» Stored dataset items:
+++

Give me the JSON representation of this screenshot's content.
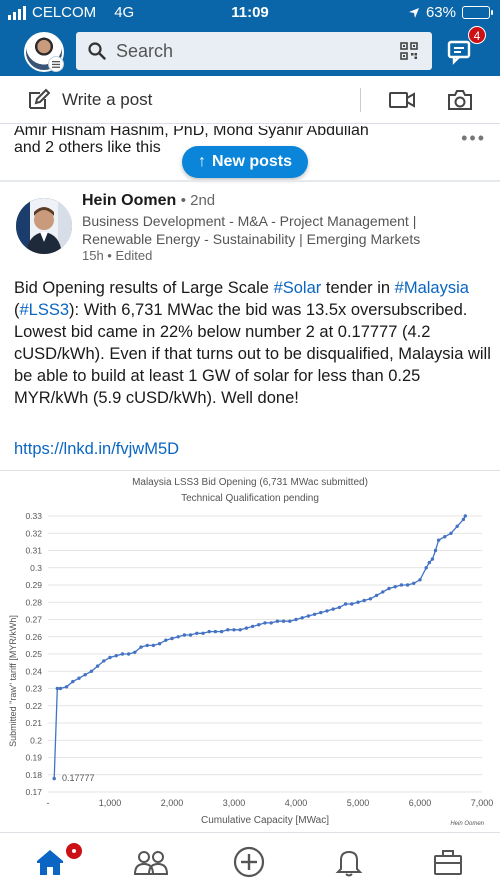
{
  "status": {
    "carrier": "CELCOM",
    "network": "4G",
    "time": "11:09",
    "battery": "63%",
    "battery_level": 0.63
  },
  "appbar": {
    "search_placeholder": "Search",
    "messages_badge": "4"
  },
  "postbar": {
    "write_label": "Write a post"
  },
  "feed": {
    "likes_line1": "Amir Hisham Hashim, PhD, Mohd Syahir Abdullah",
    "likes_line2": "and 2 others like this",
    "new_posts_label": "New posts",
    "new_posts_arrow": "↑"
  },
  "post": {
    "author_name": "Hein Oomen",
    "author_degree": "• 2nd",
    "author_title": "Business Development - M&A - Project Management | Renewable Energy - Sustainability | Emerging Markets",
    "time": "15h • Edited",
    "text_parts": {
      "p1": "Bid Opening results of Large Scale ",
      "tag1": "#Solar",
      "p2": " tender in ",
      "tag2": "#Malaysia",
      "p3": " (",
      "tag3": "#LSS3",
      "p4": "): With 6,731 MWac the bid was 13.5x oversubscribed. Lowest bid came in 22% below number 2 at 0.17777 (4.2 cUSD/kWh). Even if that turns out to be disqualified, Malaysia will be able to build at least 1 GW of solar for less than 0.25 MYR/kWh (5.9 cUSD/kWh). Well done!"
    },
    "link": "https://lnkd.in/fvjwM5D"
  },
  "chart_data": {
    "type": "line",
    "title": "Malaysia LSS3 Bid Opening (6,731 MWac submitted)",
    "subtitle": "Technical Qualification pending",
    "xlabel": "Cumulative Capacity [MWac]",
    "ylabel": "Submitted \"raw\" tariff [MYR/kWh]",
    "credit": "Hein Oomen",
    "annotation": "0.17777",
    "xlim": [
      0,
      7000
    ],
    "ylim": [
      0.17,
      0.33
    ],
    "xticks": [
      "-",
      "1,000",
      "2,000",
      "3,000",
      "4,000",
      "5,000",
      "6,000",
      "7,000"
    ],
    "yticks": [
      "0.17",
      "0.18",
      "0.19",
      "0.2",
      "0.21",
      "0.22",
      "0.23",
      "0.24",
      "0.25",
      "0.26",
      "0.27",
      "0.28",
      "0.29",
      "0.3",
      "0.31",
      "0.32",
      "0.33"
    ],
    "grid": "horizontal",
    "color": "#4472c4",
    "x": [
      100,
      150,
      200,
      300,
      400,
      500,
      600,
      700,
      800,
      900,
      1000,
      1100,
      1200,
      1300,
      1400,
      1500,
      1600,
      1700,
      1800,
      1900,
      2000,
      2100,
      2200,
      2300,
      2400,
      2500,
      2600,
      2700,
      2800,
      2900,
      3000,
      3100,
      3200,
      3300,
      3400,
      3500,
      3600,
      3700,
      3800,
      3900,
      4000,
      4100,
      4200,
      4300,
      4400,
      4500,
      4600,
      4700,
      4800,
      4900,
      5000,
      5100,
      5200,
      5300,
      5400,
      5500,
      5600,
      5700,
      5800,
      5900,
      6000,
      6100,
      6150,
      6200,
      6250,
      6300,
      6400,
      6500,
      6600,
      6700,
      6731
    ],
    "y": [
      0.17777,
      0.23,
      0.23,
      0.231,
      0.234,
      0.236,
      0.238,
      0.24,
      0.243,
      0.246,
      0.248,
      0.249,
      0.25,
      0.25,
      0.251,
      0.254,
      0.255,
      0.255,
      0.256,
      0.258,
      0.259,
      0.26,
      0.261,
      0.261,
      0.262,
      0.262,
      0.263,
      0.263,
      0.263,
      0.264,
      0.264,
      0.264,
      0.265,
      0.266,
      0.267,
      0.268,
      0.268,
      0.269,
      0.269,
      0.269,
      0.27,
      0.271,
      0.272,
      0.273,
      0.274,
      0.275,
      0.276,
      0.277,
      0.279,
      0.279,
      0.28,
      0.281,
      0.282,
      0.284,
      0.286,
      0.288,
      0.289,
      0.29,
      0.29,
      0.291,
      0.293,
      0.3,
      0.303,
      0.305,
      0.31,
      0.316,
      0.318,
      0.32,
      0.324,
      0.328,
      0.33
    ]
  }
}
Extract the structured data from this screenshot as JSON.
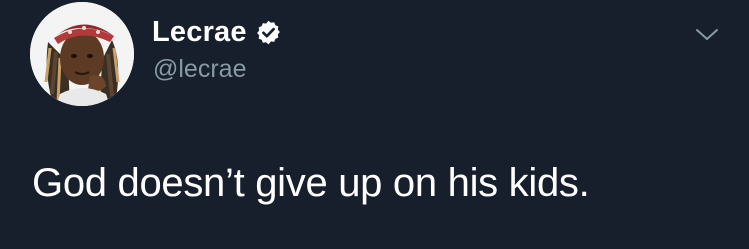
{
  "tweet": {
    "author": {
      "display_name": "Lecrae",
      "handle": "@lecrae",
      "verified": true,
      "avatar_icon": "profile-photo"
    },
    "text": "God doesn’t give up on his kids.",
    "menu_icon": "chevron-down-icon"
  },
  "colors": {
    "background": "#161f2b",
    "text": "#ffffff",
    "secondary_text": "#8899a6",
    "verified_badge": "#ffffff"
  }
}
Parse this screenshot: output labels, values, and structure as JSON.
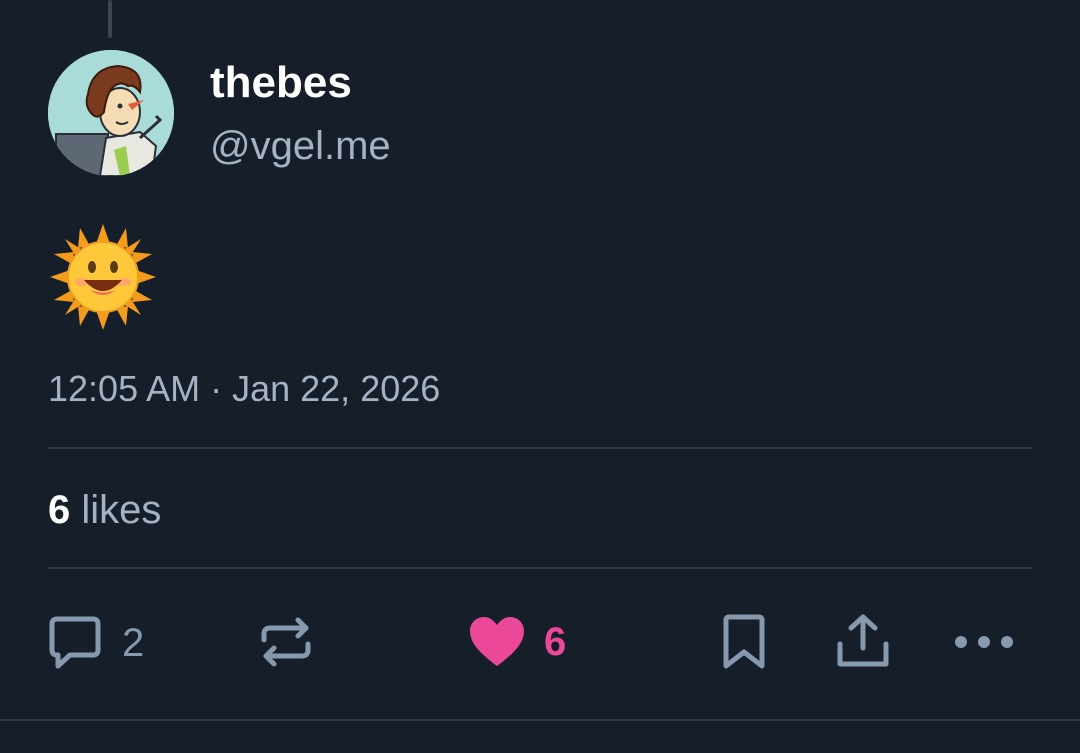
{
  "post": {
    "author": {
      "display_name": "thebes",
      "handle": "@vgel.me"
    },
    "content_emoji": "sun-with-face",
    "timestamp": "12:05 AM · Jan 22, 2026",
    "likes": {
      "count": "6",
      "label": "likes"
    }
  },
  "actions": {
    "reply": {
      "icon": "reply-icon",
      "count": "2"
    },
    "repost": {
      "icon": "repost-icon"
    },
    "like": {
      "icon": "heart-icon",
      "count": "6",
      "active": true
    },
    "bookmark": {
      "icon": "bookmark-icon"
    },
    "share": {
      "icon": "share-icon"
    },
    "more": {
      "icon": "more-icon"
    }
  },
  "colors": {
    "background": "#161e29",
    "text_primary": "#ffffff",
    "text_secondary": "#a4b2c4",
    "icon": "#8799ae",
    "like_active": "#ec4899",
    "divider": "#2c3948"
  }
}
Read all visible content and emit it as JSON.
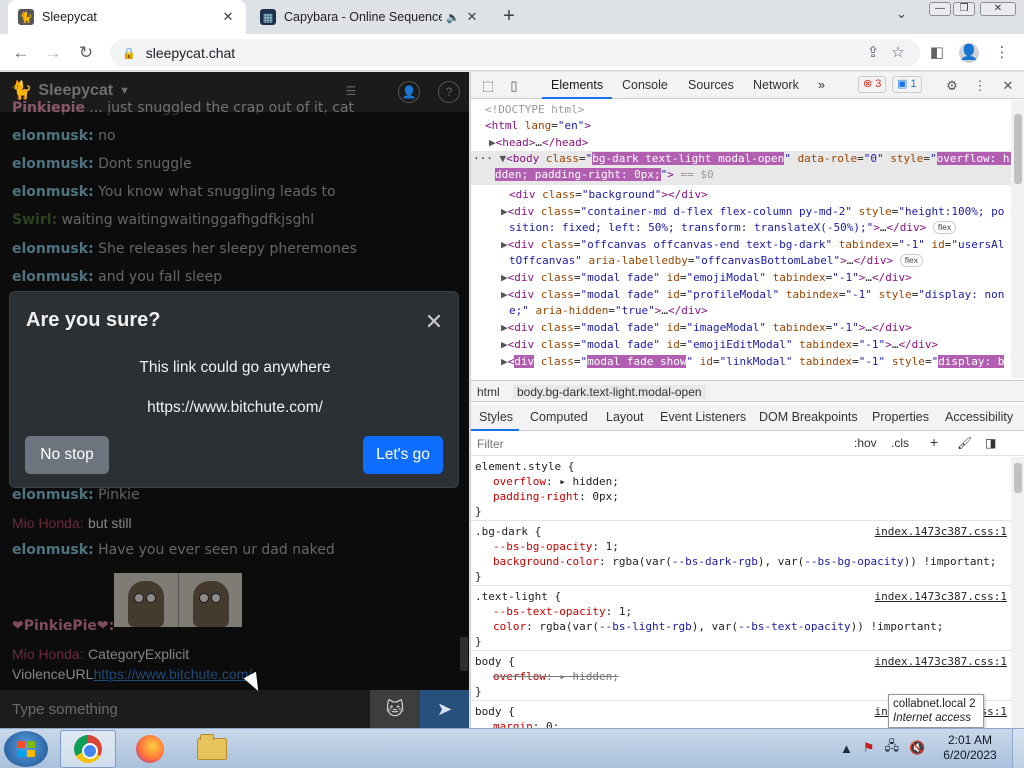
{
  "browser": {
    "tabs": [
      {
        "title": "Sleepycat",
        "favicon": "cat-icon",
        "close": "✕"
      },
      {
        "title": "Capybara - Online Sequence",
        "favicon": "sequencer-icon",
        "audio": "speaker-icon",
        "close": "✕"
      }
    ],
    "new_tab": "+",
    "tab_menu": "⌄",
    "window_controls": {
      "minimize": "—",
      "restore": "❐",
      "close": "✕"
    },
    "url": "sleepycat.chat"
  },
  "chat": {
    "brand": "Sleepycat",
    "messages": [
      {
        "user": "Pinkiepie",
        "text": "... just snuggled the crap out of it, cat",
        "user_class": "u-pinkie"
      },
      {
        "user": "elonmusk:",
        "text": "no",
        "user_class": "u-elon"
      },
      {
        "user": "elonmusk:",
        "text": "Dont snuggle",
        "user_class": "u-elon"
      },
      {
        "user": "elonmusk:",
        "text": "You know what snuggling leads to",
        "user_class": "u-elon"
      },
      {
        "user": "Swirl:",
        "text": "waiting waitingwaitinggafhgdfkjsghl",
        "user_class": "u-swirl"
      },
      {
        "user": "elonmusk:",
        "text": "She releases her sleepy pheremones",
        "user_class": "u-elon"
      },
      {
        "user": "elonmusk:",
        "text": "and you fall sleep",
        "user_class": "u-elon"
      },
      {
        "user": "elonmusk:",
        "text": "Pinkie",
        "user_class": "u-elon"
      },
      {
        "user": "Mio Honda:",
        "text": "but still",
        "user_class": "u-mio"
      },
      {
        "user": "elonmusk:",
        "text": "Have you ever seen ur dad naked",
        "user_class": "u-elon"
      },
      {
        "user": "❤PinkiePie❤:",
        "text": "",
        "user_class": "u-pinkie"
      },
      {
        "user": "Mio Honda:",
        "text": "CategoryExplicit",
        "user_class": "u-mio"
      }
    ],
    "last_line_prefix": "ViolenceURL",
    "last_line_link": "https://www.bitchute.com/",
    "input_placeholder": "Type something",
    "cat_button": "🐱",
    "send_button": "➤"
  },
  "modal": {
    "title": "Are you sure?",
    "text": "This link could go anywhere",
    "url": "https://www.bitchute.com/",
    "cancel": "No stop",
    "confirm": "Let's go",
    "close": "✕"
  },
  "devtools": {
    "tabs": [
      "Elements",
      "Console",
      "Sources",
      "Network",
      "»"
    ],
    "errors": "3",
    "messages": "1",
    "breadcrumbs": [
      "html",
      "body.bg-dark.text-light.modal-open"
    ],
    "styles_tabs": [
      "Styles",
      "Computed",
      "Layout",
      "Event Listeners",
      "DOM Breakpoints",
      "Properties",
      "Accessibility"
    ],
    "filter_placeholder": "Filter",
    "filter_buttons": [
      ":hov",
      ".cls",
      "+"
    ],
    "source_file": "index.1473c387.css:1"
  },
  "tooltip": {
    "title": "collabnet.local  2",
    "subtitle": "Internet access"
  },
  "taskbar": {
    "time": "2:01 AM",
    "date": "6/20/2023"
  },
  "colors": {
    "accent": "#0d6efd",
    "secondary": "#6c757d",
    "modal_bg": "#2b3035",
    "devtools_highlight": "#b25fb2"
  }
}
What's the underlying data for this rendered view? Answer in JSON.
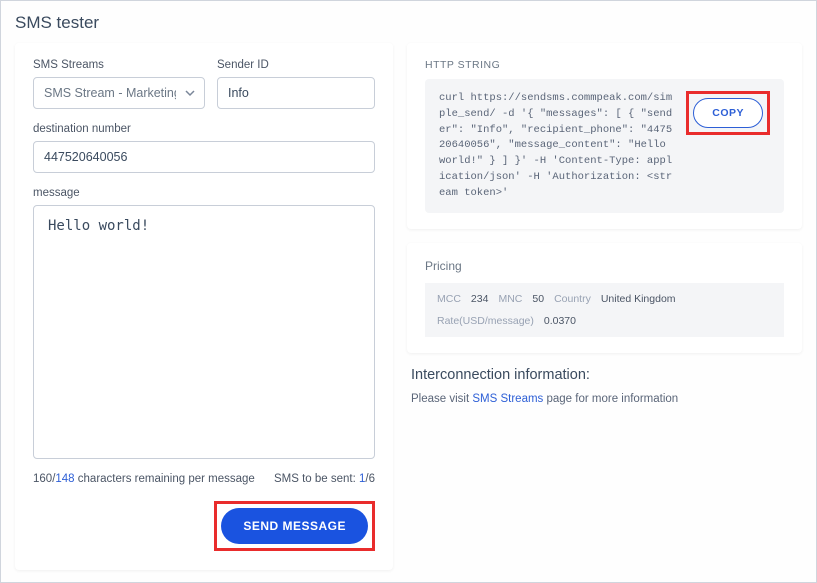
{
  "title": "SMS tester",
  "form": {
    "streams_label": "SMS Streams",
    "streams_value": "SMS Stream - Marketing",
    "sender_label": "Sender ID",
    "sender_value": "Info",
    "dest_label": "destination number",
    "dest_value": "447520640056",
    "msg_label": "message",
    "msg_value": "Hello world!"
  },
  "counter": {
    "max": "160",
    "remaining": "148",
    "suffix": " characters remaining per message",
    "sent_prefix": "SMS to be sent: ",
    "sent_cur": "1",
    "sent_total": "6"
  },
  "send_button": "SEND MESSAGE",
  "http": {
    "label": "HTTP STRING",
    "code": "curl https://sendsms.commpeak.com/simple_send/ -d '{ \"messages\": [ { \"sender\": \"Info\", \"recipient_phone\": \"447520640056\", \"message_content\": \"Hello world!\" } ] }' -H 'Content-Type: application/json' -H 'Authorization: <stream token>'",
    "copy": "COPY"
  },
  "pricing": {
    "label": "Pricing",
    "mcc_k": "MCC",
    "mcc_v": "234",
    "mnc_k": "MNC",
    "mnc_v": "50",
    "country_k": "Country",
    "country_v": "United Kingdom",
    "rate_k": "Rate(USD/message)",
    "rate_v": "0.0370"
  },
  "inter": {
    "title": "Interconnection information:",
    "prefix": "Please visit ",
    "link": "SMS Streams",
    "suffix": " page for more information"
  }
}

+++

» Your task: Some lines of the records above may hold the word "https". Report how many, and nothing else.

» Written response: 4